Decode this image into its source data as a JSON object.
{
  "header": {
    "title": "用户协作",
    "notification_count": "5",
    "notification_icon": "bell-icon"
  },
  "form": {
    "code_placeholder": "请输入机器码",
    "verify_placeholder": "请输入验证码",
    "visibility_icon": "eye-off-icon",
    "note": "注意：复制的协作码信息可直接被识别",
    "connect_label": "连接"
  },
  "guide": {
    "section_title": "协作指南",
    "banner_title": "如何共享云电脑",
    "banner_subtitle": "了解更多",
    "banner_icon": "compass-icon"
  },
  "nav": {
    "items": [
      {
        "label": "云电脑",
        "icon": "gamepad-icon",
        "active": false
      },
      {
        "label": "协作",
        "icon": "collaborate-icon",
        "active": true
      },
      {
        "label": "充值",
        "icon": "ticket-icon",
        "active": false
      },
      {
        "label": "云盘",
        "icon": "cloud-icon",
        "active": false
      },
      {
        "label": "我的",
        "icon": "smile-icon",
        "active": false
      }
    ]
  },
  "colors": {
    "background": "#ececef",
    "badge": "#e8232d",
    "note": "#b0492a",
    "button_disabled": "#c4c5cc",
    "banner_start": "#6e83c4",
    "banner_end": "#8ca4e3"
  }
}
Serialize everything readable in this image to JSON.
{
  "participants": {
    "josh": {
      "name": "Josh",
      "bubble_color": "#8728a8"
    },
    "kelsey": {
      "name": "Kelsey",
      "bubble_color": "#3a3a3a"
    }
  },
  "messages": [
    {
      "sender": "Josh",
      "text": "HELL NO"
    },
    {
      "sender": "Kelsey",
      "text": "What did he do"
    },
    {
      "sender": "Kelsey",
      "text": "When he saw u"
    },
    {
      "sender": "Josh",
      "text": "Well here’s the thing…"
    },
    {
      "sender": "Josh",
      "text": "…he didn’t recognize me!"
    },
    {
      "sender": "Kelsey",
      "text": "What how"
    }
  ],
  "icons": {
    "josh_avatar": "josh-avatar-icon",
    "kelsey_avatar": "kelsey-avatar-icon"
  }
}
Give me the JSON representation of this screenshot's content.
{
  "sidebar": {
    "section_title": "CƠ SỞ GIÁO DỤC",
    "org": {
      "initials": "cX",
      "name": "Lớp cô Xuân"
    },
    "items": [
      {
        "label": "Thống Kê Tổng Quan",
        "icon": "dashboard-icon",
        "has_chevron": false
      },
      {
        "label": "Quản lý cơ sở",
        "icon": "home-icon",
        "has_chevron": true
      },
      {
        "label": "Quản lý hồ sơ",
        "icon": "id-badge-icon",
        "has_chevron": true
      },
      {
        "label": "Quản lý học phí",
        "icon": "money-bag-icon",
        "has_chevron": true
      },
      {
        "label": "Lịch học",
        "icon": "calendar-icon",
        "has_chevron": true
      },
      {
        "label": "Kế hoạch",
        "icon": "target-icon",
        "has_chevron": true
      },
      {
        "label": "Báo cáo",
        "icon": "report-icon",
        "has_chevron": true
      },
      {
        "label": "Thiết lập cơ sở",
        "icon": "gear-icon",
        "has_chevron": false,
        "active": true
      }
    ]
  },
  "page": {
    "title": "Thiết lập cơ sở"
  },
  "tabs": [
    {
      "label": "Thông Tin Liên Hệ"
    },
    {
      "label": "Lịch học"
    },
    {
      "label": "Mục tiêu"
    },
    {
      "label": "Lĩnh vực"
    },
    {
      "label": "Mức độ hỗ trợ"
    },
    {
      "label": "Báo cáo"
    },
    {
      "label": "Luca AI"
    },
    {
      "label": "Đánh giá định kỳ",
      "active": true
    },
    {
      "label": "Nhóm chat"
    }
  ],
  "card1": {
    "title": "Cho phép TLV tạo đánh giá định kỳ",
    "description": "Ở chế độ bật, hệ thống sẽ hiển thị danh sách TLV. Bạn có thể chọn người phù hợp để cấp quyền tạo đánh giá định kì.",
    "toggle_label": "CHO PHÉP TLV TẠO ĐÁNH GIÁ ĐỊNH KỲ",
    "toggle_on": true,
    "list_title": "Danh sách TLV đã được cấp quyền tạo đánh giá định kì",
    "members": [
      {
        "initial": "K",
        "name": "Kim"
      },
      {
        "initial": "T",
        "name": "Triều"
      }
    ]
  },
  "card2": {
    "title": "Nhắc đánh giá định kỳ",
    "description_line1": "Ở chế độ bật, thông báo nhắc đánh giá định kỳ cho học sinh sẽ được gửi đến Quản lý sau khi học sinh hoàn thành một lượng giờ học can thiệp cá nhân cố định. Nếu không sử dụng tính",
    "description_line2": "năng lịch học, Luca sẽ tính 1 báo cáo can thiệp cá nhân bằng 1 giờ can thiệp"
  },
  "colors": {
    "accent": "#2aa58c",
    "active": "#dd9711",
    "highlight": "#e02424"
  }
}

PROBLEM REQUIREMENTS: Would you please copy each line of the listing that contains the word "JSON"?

ANSWER:
Decode this image into its source data as a JSON object.
Serialize everything readable in this image to JSON.
Give me the JSON representation of this screenshot's content.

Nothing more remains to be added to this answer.